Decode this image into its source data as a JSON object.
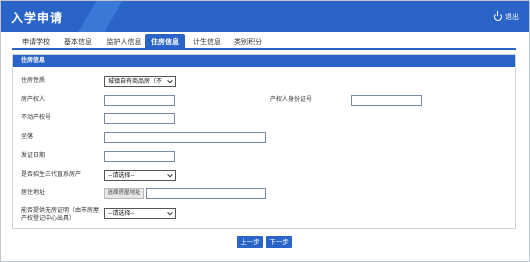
{
  "header": {
    "title": "入学申请",
    "exit_label": "退出"
  },
  "tabs": [
    {
      "label": "申请学校",
      "active": false
    },
    {
      "label": "基本信息",
      "active": false
    },
    {
      "label": "监护人信息",
      "active": false
    },
    {
      "label": "住房信息",
      "active": true
    },
    {
      "label": "计生信息",
      "active": false
    },
    {
      "label": "类别积分",
      "active": false
    }
  ],
  "section": {
    "title": "住房信息"
  },
  "form": {
    "housing_type": {
      "label": "住房性质",
      "value": "城镇自有商品房（不"
    },
    "owner": {
      "label": "房产权人",
      "value": ""
    },
    "owner_id": {
      "label": "产权人身份证号",
      "value": ""
    },
    "cert_no": {
      "label": "不动产权号",
      "value": ""
    },
    "location": {
      "label": "坐落",
      "value": ""
    },
    "issue_date": {
      "label": "发证日期",
      "value": ""
    },
    "direct_relative": {
      "label": "是否招生三代直系房产",
      "value": "--请选择--"
    },
    "address": {
      "label": "居住地址",
      "button": "选择房屋地址",
      "value": ""
    },
    "no_house_cert": {
      "label": "能否提供无房证明（由市房屋产权登记中心出具）",
      "value": "--请选择--"
    }
  },
  "buttons": {
    "prev": "上一步",
    "next": "下一步"
  },
  "colors": {
    "primary": "#2a64c8"
  }
}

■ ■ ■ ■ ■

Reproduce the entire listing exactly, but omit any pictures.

Decode this image into its source data as a JSON object.
{
  "header": {
    "title": "入学申请",
    "exit_label": "退出"
  },
  "tabs": [
    {
      "label": "申请学校",
      "active": false
    },
    {
      "label": "基本信息",
      "active": false
    },
    {
      "label": "监护人信息",
      "active": false
    },
    {
      "label": "住房信息",
      "active": true
    },
    {
      "label": "计生信息",
      "active": false
    },
    {
      "label": "类别积分",
      "active": false
    }
  ],
  "section": {
    "title": "住房信息"
  },
  "form": {
    "housing_type": {
      "label": "住房性质",
      "value": "城镇自有商品房（不"
    },
    "owner": {
      "label": "房产权人",
      "value": ""
    },
    "owner_id": {
      "label": "产权人身份证号",
      "value": ""
    },
    "cert_no": {
      "label": "不动产权号",
      "value": ""
    },
    "location": {
      "label": "坐落",
      "value": ""
    },
    "issue_date": {
      "label": "发证日期",
      "value": ""
    },
    "direct_relative": {
      "label": "是否招生三代直系房产",
      "value": "--请选择--"
    },
    "address": {
      "label": "居住地址",
      "button": "选择房屋地址",
      "value": ""
    },
    "no_house_cert": {
      "label": "能否提供无房证明（由市房屋产权登记中心出具）",
      "value": "--请选择--"
    }
  },
  "buttons": {
    "prev": "上一步",
    "next": "下一步"
  },
  "colors": {
    "primary": "#2a64c8"
  }
}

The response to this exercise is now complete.